Collected data
# # # # #
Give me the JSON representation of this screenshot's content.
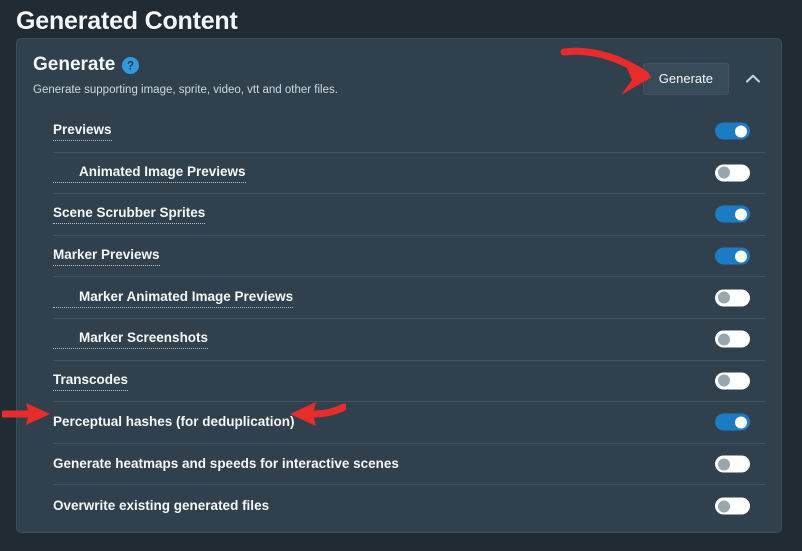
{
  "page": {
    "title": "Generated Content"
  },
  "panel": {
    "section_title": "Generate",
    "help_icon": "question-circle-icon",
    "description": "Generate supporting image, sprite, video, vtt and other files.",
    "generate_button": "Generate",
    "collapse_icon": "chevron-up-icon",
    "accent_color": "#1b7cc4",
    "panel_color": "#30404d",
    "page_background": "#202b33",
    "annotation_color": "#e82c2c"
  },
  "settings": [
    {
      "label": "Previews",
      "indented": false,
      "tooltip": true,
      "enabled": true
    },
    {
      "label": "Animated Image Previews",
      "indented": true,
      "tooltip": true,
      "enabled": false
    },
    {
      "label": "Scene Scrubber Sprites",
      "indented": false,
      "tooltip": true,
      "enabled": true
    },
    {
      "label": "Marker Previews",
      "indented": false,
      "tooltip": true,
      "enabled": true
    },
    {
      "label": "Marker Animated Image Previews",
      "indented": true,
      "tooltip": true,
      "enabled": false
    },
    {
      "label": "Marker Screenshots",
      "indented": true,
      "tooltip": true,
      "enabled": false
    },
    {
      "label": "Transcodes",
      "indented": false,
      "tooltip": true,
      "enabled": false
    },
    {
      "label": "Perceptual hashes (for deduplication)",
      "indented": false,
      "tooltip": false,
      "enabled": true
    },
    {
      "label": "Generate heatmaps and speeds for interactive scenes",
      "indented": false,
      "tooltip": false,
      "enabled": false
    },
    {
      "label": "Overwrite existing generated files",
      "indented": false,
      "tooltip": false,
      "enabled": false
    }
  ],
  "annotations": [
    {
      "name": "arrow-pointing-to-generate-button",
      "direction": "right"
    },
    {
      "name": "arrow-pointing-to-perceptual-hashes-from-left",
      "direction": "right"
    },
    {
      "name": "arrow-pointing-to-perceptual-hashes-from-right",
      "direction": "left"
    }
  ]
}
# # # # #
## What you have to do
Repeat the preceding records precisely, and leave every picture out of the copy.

## Completed exercise
Give me the JSON representation of this screenshot's content.
{
  "page": {
    "title": "Generated Content"
  },
  "panel": {
    "section_title": "Generate",
    "help_icon": "question-circle-icon",
    "description": "Generate supporting image, sprite, video, vtt and other files.",
    "generate_button": "Generate",
    "collapse_icon": "chevron-up-icon",
    "accent_color": "#1b7cc4",
    "panel_color": "#30404d",
    "page_background": "#202b33",
    "annotation_color": "#e82c2c"
  },
  "settings": [
    {
      "label": "Previews",
      "indented": false,
      "tooltip": true,
      "enabled": true
    },
    {
      "label": "Animated Image Previews",
      "indented": true,
      "tooltip": true,
      "enabled": false
    },
    {
      "label": "Scene Scrubber Sprites",
      "indented": false,
      "tooltip": true,
      "enabled": true
    },
    {
      "label": "Marker Previews",
      "indented": false,
      "tooltip": true,
      "enabled": true
    },
    {
      "label": "Marker Animated Image Previews",
      "indented": true,
      "tooltip": true,
      "enabled": false
    },
    {
      "label": "Marker Screenshots",
      "indented": true,
      "tooltip": true,
      "enabled": false
    },
    {
      "label": "Transcodes",
      "indented": false,
      "tooltip": true,
      "enabled": false
    },
    {
      "label": "Perceptual hashes (for deduplication)",
      "indented": false,
      "tooltip": false,
      "enabled": true
    },
    {
      "label": "Generate heatmaps and speeds for interactive scenes",
      "indented": false,
      "tooltip": false,
      "enabled": false
    },
    {
      "label": "Overwrite existing generated files",
      "indented": false,
      "tooltip": false,
      "enabled": false
    }
  ],
  "annotations": [
    {
      "name": "arrow-pointing-to-generate-button",
      "direction": "right"
    },
    {
      "name": "arrow-pointing-to-perceptual-hashes-from-left",
      "direction": "right"
    },
    {
      "name": "arrow-pointing-to-perceptual-hashes-from-right",
      "direction": "left"
    }
  ]
}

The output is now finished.